▶ **Task item**: Retype each line of the listing. Do not alter anything.

▶ **Supplied records**:
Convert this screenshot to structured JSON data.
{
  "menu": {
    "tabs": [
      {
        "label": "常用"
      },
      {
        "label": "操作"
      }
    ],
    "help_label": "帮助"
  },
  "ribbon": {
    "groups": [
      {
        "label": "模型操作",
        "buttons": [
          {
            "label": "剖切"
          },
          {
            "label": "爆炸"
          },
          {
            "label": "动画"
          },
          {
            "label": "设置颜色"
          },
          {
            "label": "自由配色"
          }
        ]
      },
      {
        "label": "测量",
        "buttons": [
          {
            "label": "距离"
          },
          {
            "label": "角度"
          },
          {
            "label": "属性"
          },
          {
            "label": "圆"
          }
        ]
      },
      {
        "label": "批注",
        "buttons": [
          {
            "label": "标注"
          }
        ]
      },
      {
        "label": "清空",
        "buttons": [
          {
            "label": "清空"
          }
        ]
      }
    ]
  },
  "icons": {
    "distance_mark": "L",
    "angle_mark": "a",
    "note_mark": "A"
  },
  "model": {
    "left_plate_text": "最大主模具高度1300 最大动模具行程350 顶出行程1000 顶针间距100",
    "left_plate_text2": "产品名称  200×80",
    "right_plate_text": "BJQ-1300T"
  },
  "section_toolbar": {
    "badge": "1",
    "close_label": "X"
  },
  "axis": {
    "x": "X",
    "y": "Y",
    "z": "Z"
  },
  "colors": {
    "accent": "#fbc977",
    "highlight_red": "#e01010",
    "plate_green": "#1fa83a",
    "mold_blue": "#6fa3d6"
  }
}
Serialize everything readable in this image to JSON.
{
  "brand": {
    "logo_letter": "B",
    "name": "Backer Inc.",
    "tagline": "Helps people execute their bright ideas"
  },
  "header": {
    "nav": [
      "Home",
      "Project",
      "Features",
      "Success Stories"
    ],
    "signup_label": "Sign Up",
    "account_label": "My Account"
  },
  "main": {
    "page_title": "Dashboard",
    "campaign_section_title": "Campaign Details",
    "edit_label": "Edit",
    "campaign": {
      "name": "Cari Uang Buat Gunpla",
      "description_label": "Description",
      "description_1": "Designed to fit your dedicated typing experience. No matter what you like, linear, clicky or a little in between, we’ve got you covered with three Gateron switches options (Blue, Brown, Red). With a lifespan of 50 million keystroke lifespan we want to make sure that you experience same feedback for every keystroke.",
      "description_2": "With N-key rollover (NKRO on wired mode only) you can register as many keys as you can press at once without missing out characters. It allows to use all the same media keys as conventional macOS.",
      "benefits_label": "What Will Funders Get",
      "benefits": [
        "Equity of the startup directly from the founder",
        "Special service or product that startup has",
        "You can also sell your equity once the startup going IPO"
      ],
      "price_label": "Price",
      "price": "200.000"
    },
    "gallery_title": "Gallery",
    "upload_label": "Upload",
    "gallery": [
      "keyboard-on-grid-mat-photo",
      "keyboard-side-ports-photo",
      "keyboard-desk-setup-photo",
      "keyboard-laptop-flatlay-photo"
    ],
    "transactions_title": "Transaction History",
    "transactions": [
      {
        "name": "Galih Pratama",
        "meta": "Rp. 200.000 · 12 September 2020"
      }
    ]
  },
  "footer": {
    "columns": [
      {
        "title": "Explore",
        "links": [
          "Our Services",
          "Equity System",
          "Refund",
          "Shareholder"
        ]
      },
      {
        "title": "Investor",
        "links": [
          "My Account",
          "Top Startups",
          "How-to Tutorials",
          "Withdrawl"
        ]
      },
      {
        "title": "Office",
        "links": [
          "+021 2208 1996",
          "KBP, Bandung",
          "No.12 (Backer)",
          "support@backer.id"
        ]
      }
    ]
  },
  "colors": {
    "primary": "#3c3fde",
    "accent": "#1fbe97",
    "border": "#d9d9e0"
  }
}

▶ **Answer**:
Convert this screenshot to structured JSON data.
{
  "menu": {
    "tabs": [
      {
        "label": "常用"
      },
      {
        "label": "操作"
      }
    ],
    "help_label": "帮助"
  },
  "ribbon": {
    "groups": [
      {
        "label": "模型操作",
        "buttons": [
          {
            "label": "剖切"
          },
          {
            "label": "爆炸"
          },
          {
            "label": "动画"
          },
          {
            "label": "设置颜色"
          },
          {
            "label": "自由配色"
          }
        ]
      },
      {
        "label": "测量",
        "buttons": [
          {
            "label": "距离"
          },
          {
            "label": "角度"
          },
          {
            "label": "属性"
          },
          {
            "label": "圆"
          }
        ]
      },
      {
        "label": "批注",
        "buttons": [
          {
            "label": "标注"
          }
        ]
      },
      {
        "label": "清空",
        "buttons": [
          {
            "label": "清空"
          }
        ]
      }
    ]
  },
  "icons": {
    "distance_mark": "L",
    "angle_mark": "a",
    "note_mark": "A"
  },
  "model": {
    "left_plate_text": "最大主模具高度1300 最大动模具行程350 顶出行程1000 顶针间距100",
    "left_plate_text2": "产品名称  200×80",
    "right_plate_text": "BJQ-1300T"
  },
  "section_toolbar": {
    "badge": "1",
    "close_label": "X"
  },
  "axis": {
    "x": "X",
    "y": "Y",
    "z": "Z"
  },
  "colors": {
    "accent": "#fbc977",
    "highlight_red": "#e01010",
    "plate_green": "#1fa83a",
    "mold_blue": "#6fa3d6"
  }
}
Serialize everything readable in this image to JSON.
{
  "brand": {
    "logo_letter": "B",
    "name": "Backer Inc.",
    "tagline": "Helps people execute their bright ideas"
  },
  "header": {
    "nav": [
      "Home",
      "Project",
      "Features",
      "Success Stories"
    ],
    "signup_label": "Sign Up",
    "account_label": "My Account"
  },
  "main": {
    "page_title": "Dashboard",
    "campaign_section_title": "Campaign Details",
    "edit_label": "Edit",
    "campaign": {
      "name": "Cari Uang Buat Gunpla",
      "description_label": "Description",
      "description_1": "Designed to fit your dedicated typing experience. No matter what you like, linear, clicky or a little in between, we’ve got you covered with three Gateron switches options (Blue, Brown, Red). With a lifespan of 50 million keystroke lifespan we want to make sure that you experience same feedback for every keystroke.",
      "description_2": "With N-key rollover (NKRO on wired mode only) you can register as many keys as you can press at once without missing out characters. It allows to use all the same media keys as conventional macOS.",
      "benefits_label": "What Will Funders Get",
      "benefits": [
        "Equity of the startup directly from the founder",
        "Special service or product that startup has",
        "You can also sell your equity once the startup going IPO"
      ],
      "price_label": "Price",
      "price": "200.000"
    },
    "gallery_title": "Gallery",
    "upload_label": "Upload",
    "gallery": [
      "keyboard-on-grid-mat-photo",
      "keyboard-side-ports-photo",
      "keyboard-desk-setup-photo",
      "keyboard-laptop-flatlay-photo"
    ],
    "transactions_title": "Transaction History",
    "transactions": [
      {
        "name": "Galih Pratama",
        "meta": "Rp. 200.000 · 12 September 2020"
      }
    ]
  },
  "footer": {
    "columns": [
      {
        "title": "Explore",
        "links": [
          "Our Services",
          "Equity System",
          "Refund",
          "Shareholder"
        ]
      },
      {
        "title": "Investor",
        "links": [
          "My Account",
          "Top Startups",
          "How-to Tutorials",
          "Withdrawl"
        ]
      },
      {
        "title": "Office",
        "links": [
          "+021 2208 1996",
          "KBP, Bandung",
          "No.12 (Backer)",
          "support@backer.id"
        ]
      }
    ]
  },
  "colors": {
    "primary": "#3c3fde",
    "accent": "#1fbe97",
    "border": "#d9d9e0"
  }
}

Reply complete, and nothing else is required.